    Footnotes

    [1] In the First Federal Congress (1789–1791), each representative represented 30,000 citizens today, each represents on average more than 700,000 citizens.


    The Northwest Ordinance

    The Northwest Ordinance had four important stipulations. First, it authorized a provisional government for the territory northwest of the Ohio River that the United States had obtained at the end of the Revolutionary War. Second, it provided a method for making new governments out of that territory. Third, it guaranteed a bill of rights to inhabitants of the new territories and prohibited slavery in them. Finally, it outlined a way to survey and denote the new lands so they could be sold to settlers.


    The Northwest and the Ordinances, 1783-1858

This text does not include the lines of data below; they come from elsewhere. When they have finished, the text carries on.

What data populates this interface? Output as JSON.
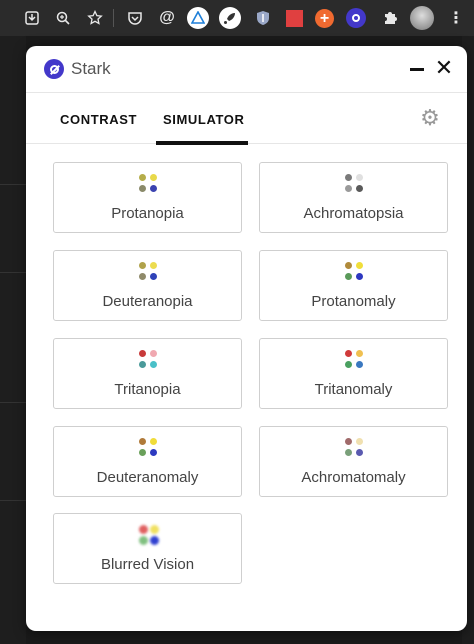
{
  "browser": {
    "toolbar_icons": [
      "download-icon",
      "zoom-icon",
      "bookmark-star-icon",
      "pocket-icon",
      "at-icon",
      "extension-blue-icon",
      "rocket-icon",
      "shield-icon",
      "red-square-icon",
      "plus-orange-icon",
      "stark-icon",
      "puzzle-icon",
      "avatar",
      "more-vert-icon"
    ]
  },
  "app": {
    "title": "Stark",
    "brand_color": "#4338ca"
  },
  "tabs": [
    {
      "label": "CONTRAST",
      "active": false
    },
    {
      "label": "SIMULATOR",
      "active": true
    }
  ],
  "simulators": [
    {
      "label": "Protanopia",
      "colors": [
        "#b5ad4a",
        "#e8d94a",
        "#8a8a6a",
        "#3b43b0"
      ]
    },
    {
      "label": "Achromatopsia",
      "colors": [
        "#7a7a7a",
        "#e0e0e0",
        "#9a9a9a",
        "#5a5a5a"
      ]
    },
    {
      "label": "Deuteranopia",
      "colors": [
        "#b0a24a",
        "#ecdc50",
        "#8f8a6a",
        "#2f42b8"
      ]
    },
    {
      "label": "Protanomaly",
      "colors": [
        "#b08a3a",
        "#f0de3a",
        "#5a9a5a",
        "#2d38c0"
      ]
    },
    {
      "label": "Tritanopia",
      "colors": [
        "#c83a3a",
        "#f0a8b0",
        "#4a9a9a",
        "#4ac0c8"
      ]
    },
    {
      "label": "Tritanomaly",
      "colors": [
        "#d03a3a",
        "#f0c050",
        "#4aa060",
        "#3a78c0"
      ]
    },
    {
      "label": "Deuteranomaly",
      "colors": [
        "#b07a3a",
        "#f0dc3a",
        "#6aa05a",
        "#2d3ac0"
      ]
    },
    {
      "label": "Achromatomaly",
      "colors": [
        "#a06a6a",
        "#f0e0b0",
        "#7aa07a",
        "#5a5ab0"
      ]
    },
    {
      "label": "Blurred Vision",
      "colors": [
        "#e06060",
        "#f0e060",
        "#80c080",
        "#3040d0"
      ],
      "blur": true
    }
  ]
}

    In many respects, the definition of political institutions and provisions for the surveying of land in the Old Northwest set the pattern for the rest of the new nation. Once eastern states renounced their claims in the Ohio country, there was a need to specify how those older states were to relate to whatever took shape in the largely unpopulated area. The Northwest Ordinance of 1787 set out a process by which land was to be organized as dependent territories and then as states fully equal in status to those already in the union. The right to vote was to be extended to almost all free white males. Rights of habeas corpus, trial by jury and religious freedom were guaranteed. Slavery was prohibited, in principle. (Effective prohibition of slavery was settled on state by state.) The related Ordinance of 1785 defined the process by which title to public lands was to be transferred to the states and to individuals. It instituted a survey system mapping out uniform squares of property (sections and townships) in terms of a uniform set of coordinates, and specified the terms of sale of the surveyed property. It also provided that public land would be set aside to the states to promote the development of education.

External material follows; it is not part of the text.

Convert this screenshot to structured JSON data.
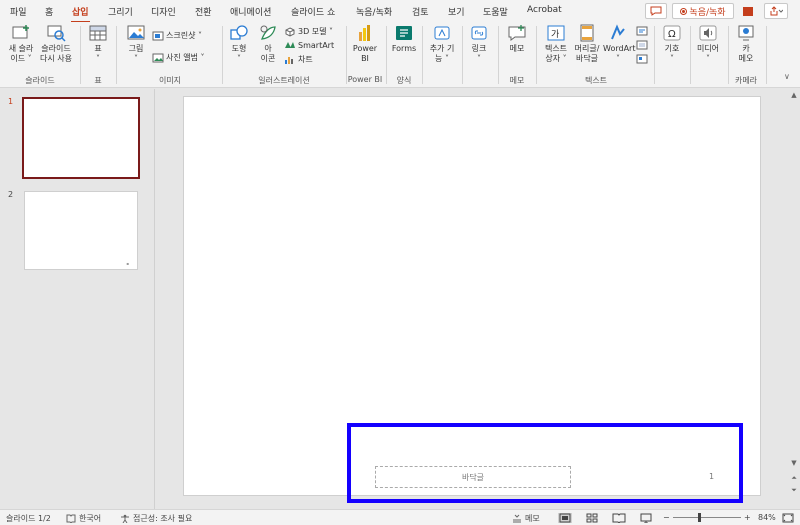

    Michigan, Wisconsin and Minnesota constituted what became the northern tier of states in the Northwest Territory. Each went through a territorial phase with boundaries considerably extended beyond those assigned to the state. Each was generous in scale compared to eastern states (like, say, Delaware or Rhode Island), with boundaries set out well in advance of settlement in arbitrary reference to natural features (lakes, rivers) and straight lines. An original provision that the southern tip of Lake Michigan define the southern boundary of the northern tier would have denied lake front to Indiana and Illinois and was substantially amended. Congress added the Upper Peninsula to Michigan as compensation for such amendments at Michigan's expense (with the thought that that area was pretty much worthless anyway!). Only that part of Minnesota east of the Mississippi belonged to the Northwest Territory, but for all practical purposes Minnesota was treated like its sister states in the northern tier. In all of them, traditional English rights were embedded in their institutions and their constitutions provided for universal (white) manhood suffrage and division among executive, legislative and judicial branches of government.

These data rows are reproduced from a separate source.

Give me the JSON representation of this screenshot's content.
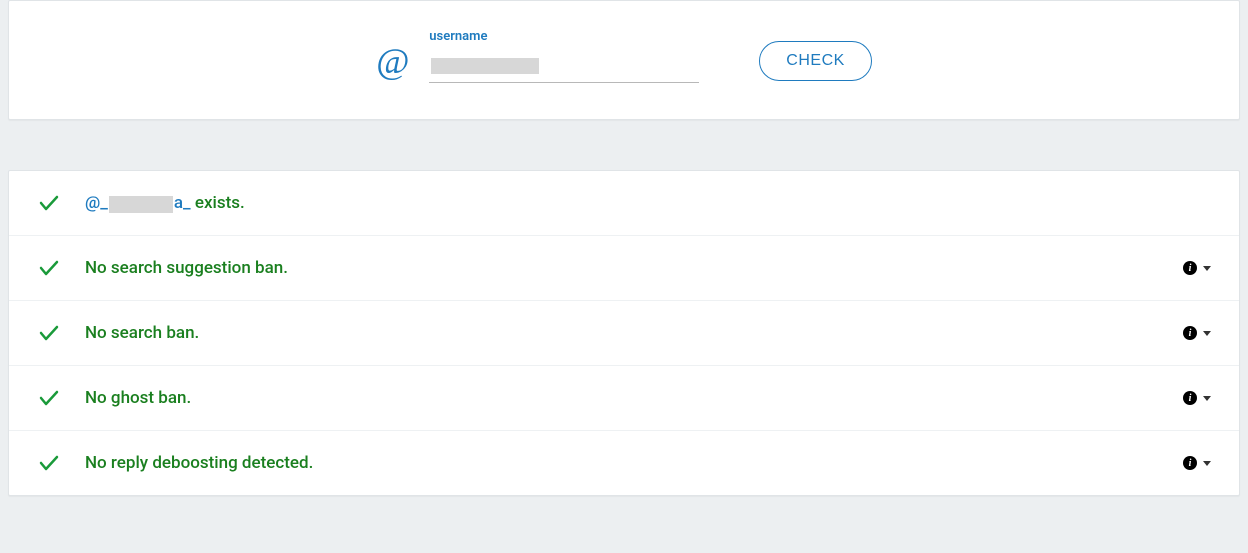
{
  "search": {
    "label": "username",
    "at": "@",
    "button": "CHECK"
  },
  "results": {
    "rows": [
      {
        "prefix": "@_",
        "suffix": "a_",
        "tail": " exists.",
        "link_style": true,
        "info": false
      },
      {
        "text": "No search suggestion ban.",
        "info": true
      },
      {
        "text": "No search ban.",
        "info": true
      },
      {
        "text": "No ghost ban.",
        "info": true
      },
      {
        "text": "No reply deboosting detected.",
        "info": true
      }
    ]
  }
}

    A glance at a property or road map of the area or any part of it conveys a sense of how fully the land survey patterns in the Upper Midwest conform to the provisions of the 1785 Ordinance. Unless the topography positively forbids the practice (and often even when it does), properties and boundaries run in the straight lines dictated by the national system. The provision for the support of education through the sale of public lands played an important role in the commitment of the Upper Midwest states to the public support of education at all levels.

    The system worked out in the Ordinances has proved to be wise, resilient and practical and applicable to most of the continental United States. The evolution of the Old Northwest pointed the way. By the time Minnesota came into the union in 1858, the process initiated in the 1780s was securely in place.


    Watch the video: Articles of Confederation and Northwest Ordinance (January 2022).